Losing human jobs to AI may not even be on the new US administration’s radar screen, but no profession is immune to thinking how it may be, at a minimum, “augmented” by AI. This includes some of the most established white-collar professions such as doctors (A.I. vs M.D.) or lawyers (A.I. Is Doing Legal Work).
The finance world, in particular, seems to have been thinking about AI a lot. Hedge funds, after a couple of tough years, are on the hunt for alternative data, often to feed it to algorithms (The New Gold Rush? Wall Street Wants your Data). New AI powered hedge funds (Numerai, Data Capital Management, etc), while early, are gaining traction. Some of the most prominent firms on Wall Street are increasingly using AI over human employees (BlackRock, Goldman Sachs).
Love them or hate them, 2016 was the year of bots – fully automated, real time conversational agents that live mostly on messaging services. In their short existence, bots seem to have gone through several hype cycles already, from early promise, to Tay disaster, to mini-renaissance, to Facebook’s scaled-back efforts following reports of 70% failure rates for AI bots running on its Messenger platform.

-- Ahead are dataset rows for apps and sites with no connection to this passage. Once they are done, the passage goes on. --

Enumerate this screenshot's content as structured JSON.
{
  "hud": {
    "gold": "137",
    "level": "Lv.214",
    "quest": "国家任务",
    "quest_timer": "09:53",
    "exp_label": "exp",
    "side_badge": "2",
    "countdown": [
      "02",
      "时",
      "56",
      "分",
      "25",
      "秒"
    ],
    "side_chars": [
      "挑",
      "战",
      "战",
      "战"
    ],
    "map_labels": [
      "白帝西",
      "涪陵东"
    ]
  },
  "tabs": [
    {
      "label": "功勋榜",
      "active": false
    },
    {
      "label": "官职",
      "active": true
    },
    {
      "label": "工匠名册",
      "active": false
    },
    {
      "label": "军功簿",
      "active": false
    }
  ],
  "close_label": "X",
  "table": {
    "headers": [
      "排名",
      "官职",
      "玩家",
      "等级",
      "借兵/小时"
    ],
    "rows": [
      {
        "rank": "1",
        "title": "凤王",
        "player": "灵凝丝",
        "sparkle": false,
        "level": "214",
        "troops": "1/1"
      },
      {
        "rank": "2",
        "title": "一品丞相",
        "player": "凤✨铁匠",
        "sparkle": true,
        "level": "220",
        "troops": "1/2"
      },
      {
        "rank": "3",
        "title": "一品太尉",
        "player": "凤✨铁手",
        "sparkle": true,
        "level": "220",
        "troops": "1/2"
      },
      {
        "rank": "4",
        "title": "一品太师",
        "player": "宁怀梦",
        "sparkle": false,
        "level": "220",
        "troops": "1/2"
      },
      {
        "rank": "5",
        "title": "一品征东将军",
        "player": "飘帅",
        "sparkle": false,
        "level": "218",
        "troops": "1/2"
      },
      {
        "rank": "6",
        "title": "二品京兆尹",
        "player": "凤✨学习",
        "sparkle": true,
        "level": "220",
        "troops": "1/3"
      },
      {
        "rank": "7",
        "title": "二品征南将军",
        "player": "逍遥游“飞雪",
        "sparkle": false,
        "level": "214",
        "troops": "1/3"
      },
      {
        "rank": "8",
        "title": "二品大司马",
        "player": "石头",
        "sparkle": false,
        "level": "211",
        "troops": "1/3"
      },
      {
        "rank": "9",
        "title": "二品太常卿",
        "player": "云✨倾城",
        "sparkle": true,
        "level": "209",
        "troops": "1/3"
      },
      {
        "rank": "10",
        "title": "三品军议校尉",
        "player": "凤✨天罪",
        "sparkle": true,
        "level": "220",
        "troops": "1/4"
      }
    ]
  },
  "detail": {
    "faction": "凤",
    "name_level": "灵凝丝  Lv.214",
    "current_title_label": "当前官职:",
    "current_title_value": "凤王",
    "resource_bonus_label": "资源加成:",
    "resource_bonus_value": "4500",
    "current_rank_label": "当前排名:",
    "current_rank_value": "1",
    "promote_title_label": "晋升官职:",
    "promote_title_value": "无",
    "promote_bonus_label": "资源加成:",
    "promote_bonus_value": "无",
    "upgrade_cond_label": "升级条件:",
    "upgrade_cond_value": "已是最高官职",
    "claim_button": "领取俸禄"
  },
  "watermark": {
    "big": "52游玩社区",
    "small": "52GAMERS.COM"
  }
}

There are many reasons why the excitement over bots may have been premature – see Bradford Cross’ excellent take here, where he rightly points out that people may have derived over-optimistic signals from the rise of bots in Asia or the rapid growth of underlying infrastructure such as Slack. Ultimately, we believe that bots have tremendous potential but, as always, the space needs a lot more time. A significant expectation adjustment needs to occur on both the “producer” side (startups need to focus on very narrow business problems and promise less) and the “consumer” side (we all need to get used to what bots can and cannot do, which Alexa is singlehandedly training us to do!).
For now, the brightest future probably belongs to services that include significant elements of humans in the loop, or actually position away from bots entirely and use AI to augment the capabilities of human agents (the thesis behind our investment in frame.ai).

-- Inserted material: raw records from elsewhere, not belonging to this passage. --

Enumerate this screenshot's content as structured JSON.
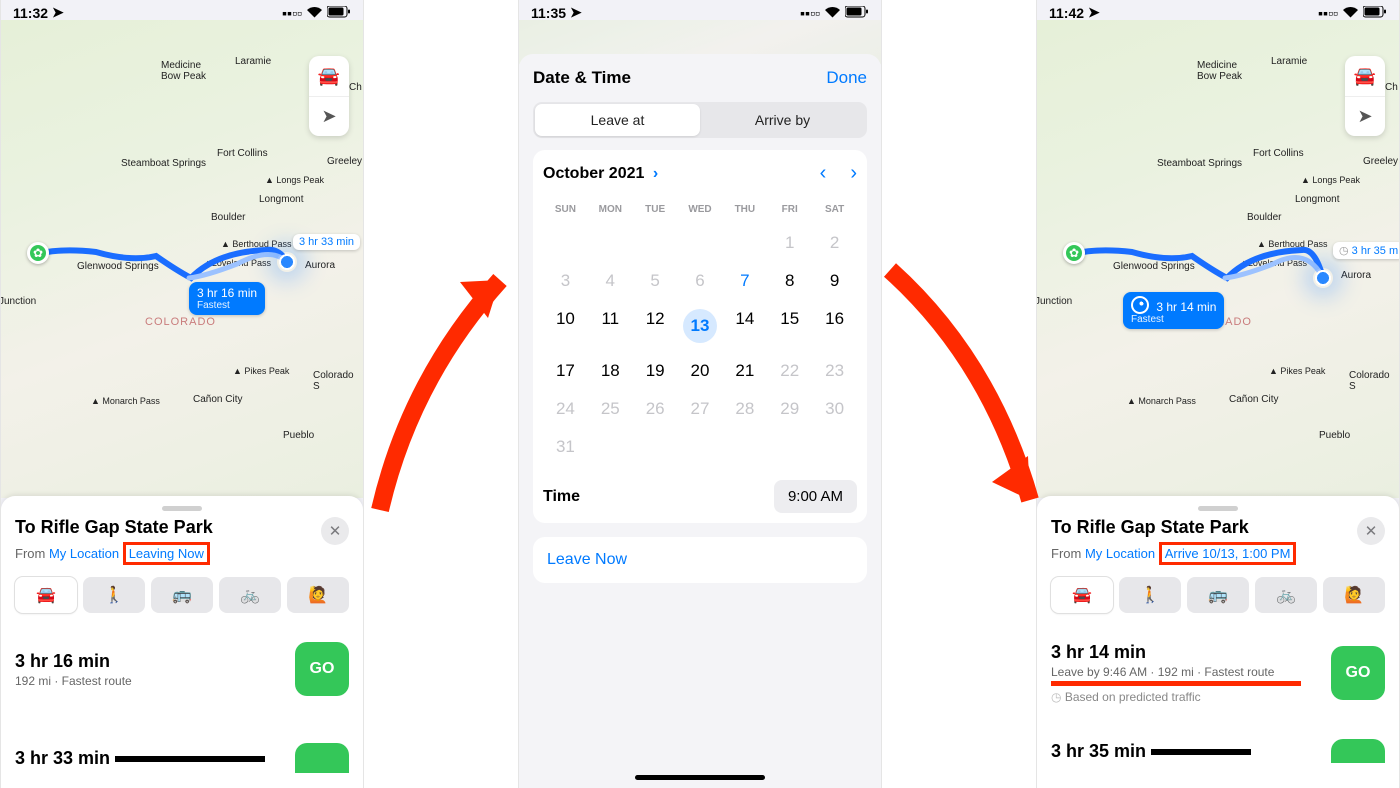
{
  "colors": {
    "accent": "#007aff",
    "go": "#34c759",
    "annotation": "#ff2a00"
  },
  "cities": [
    "Medicine Bow Peak",
    "Laramie",
    "Ch",
    "Steamboat Springs",
    "Fort Collins",
    "Greeley",
    "Boulder",
    "Longmont",
    "Glenwood Springs",
    "Loveland Pass",
    "Aurora",
    "Junction",
    "Colorado S",
    "Pikes Peak",
    "Monarch Pass",
    "Cañon City",
    "Pueblo",
    "Longs Peak",
    "Berthoud Pass"
  ],
  "state_label": "COLORADO",
  "phone1": {
    "time": "11:32",
    "callout_alt": "3 hr 33 min",
    "callout_main": "3 hr 16 min",
    "callout_sub": "Fastest",
    "title": "To Rifle Gap State Park",
    "from_label": "From",
    "from_link": "My Location",
    "timing_link": "Leaving Now",
    "routes": [
      {
        "duration": "3 hr 16 min",
        "detail": "192 mi · Fastest route",
        "go": "GO"
      },
      {
        "duration": "3 hr 33 min",
        "go": "GO"
      }
    ]
  },
  "phone2": {
    "time": "11:35",
    "sheet_title": "Date & Time",
    "done": "Done",
    "toggle": {
      "leave": "Leave at",
      "arrive": "Arrive by"
    },
    "month": "October 2021",
    "days": [
      "SUN",
      "MON",
      "TUE",
      "WED",
      "THU",
      "FRI",
      "SAT"
    ],
    "calendar": [
      [
        "",
        "",
        "",
        "",
        "",
        "1",
        "2"
      ],
      [
        "3",
        "4",
        "5",
        "6",
        "7",
        "8",
        "9"
      ],
      [
        "10",
        "11",
        "12",
        "13",
        "14",
        "15",
        "16"
      ],
      [
        "17",
        "18",
        "19",
        "20",
        "21",
        "22",
        "23"
      ],
      [
        "24",
        "25",
        "26",
        "27",
        "28",
        "29",
        "30"
      ],
      [
        "31",
        "",
        "",
        "",
        "",
        "",
        ""
      ]
    ],
    "gray_days": [
      "1",
      "2",
      "3",
      "4",
      "5",
      "6",
      "22",
      "23",
      "24",
      "25",
      "26",
      "27",
      "28",
      "29",
      "30",
      "31"
    ],
    "blue_days": [
      "7"
    ],
    "selected_day": "13",
    "time_label": "Time",
    "time_value": "9:00 AM",
    "leave_now": "Leave Now"
  },
  "phone3": {
    "time": "11:42",
    "callout_alt": "3 hr 35 m",
    "callout_main": "3 hr 14 min",
    "callout_sub": "Fastest",
    "title": "To Rifle Gap State Park",
    "from_label": "From",
    "from_link": "My Location",
    "timing_link": "Arrive 10/13, 1:00 PM",
    "routes": [
      {
        "duration": "3 hr 14 min",
        "detail": "Leave by 9:46 AM · 192 mi · Fastest route",
        "traffic": "Based on predicted traffic",
        "go": "GO"
      },
      {
        "duration": "3 hr 35 min",
        "go": "GO"
      }
    ]
  },
  "icons": {
    "transport": [
      "car",
      "walk",
      "transit",
      "bike",
      "rideshare"
    ]
  }
}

With the killer combination of Big Data and AI, we’re heading towards the “harvesting” part of the cycle. Beyond all the hype, the possibilities are enormous.

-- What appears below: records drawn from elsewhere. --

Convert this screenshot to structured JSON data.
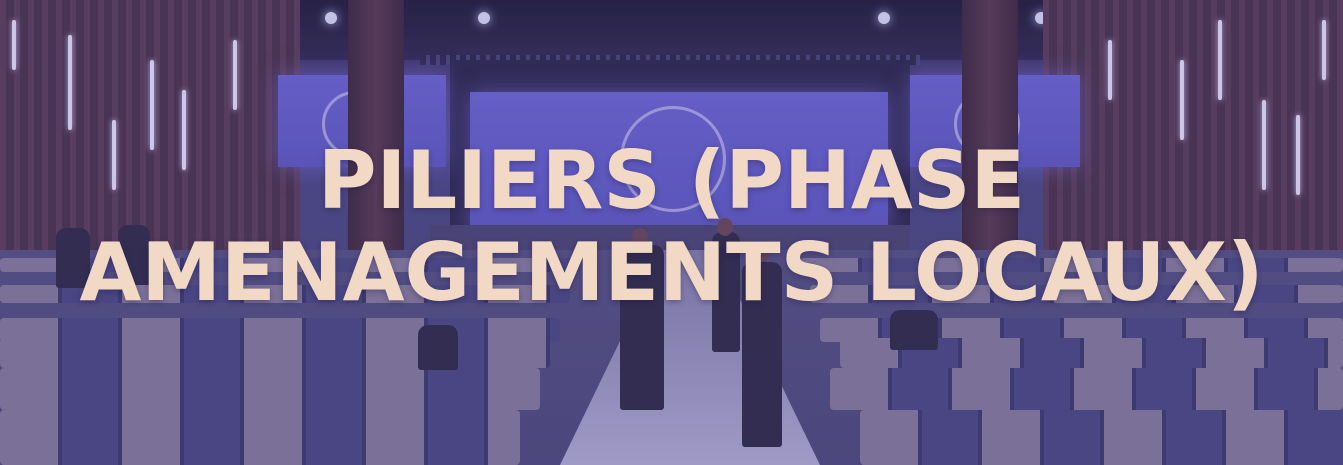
{
  "hero": {
    "title_line1": "PILIERS (PHASE",
    "title_line2": "AMENAGEMENTS LOCAUX)",
    "title_color": "#f2d9c6",
    "overlay_color": "#483a8c"
  }
}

As core infrastructure continues to mature, and the application side, powered by AI, is bursting with activity, in 2017 the Big Data (and AI) ecosystem is firing on all cylinders.
1) This year more than ever, we couldn’t possibly fit all companies we wanted on the chart. While the general philosophy of the chart is to be as inclusive as possible, we ended up having to be somewhat selective. Our methodology is certainly imperfect, but in a nutshell, here are the main criteria:
2) As always, it is inevitable that we inadvertently missed some great companies in the process of putting this chart together. Did we miss yours? Feel free to add thoughts and suggestions in the comments.
3) The chart is in png format, which should preserve overall quality when zooming, etc.
4) As we get a lot of requests every year: feel free to use the chart in books, conferences, presentations, etc – two obvious asks: (i) do not alter/edit the chart and (ii) please provide clear attribution (Matt Turck, Jim Hao and FirstMark Capital).
5) Disclaimer: I’m an investor through FirstMark in a number of companies mentioned on this Big Data Landscape, specifically: ActionIQ, Cockroach Labs, Dataiku, Frame.ai, Helium, HyperScience, Kinsa, Sense360 and x.ai. Other FirstMark portfolio companies mentioned on this chart include Bluecore, Engagio, HowGood, Payoff, Knewton, Insikt, Optimus Ride, and Tubular. I’m a very small personal shareholder in Datadog.
6) List of acquired companies since the last version of the Big Data landscape:
Target / Acquirer / Amount (if disclosed)
2017 YTD (5)